ii. Athletes should plan and implement their nutrition strategy with sufficient time to permit adaptations that enhance fat oxidative capacity;
iii. The evidence overwhelmingly supports the inclusion of a moderate-to-high carbohydrate diet (ie approximately 60% of energy intake, 5-8 g/kg/day) to mitigate the negative effects of chronic, training-induced glycogen depletion;
iv. Limiting carbohydrate intake before selected low-intensity sessions, and/or moderating daily carbohydrate intake, may enhance mitochondrial function and fat oxidative capacity. Nevertheless, this approach may compromise performance during high-intensity efforts;
v. Protein intakes of approximately 1.6 g/kg/day are necessary to maintain lean mass and support recovery from training, but amounts up to 2.5 g/kg/day may be warranted during demanding training when calorie requirements are greater.

Recommendations for Racing.
i. To attenuate caloric deficits, runners should aim to consume 150-400 Kcal/h (carbohydrate, 30-50 g/h; protein, 5-10 g/h) from a variety of calorie-dense foods. Consideration must be given to food palatability, individual tolerance, and the increased preference for savoury foods in longer races;
ii. Fluid volumes of 450-750 mL/h (approximately 150-250 mL every 20 min) are recommended during racing. To minimize the likelihood of hyponatraemia, electrolytes (mainly sodium) may be needed in concentrations greater than that provided by most commercial products (ie more than 575 mg/L sodium). Fluid and electrolyte requirements will be elevated when running in hot and/or humid conditions;
iii. Evidence supports progressive gut-training and/or low-FODMAP diets (fermentable oligosaccharide, disaccharide, monosaccharide and polyol) to alleviate symptoms of gastrointestinal distress during racing;
iv. The evidence in support of ketogenic diets and/or ketone esters to improve ultra-marathon performance is lacking, with further research warranted;
v. Evidence supports the strategic use of caffeine to sustain performance in the latter stages of racing, particularly when sleep deprivation may compromise athlete safety.

Tiller NB et al. International Society of Sports Nutrition Position Stand: nutritional considerations for single-stage ultra-marathon training and racing.

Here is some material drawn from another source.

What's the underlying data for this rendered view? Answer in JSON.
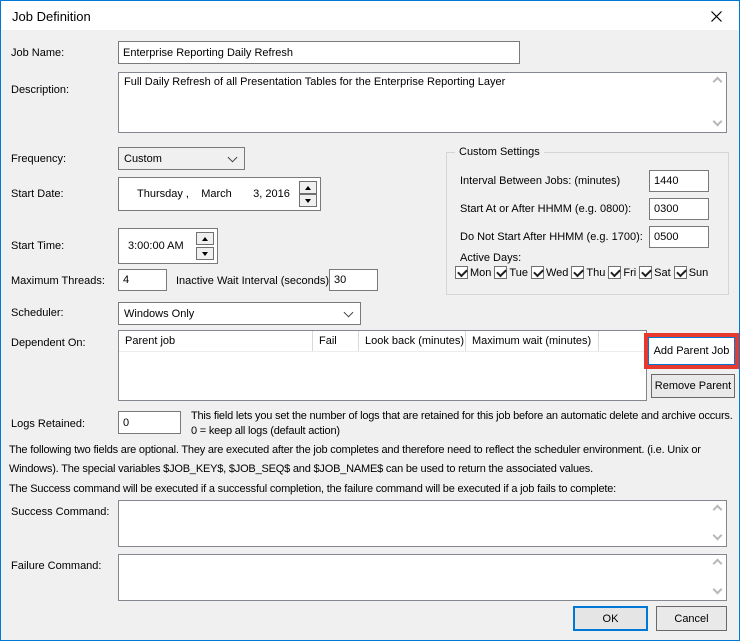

J Int Soc Sports Nutr. 2019 Nov 7;16(1):50.

Leave a Reply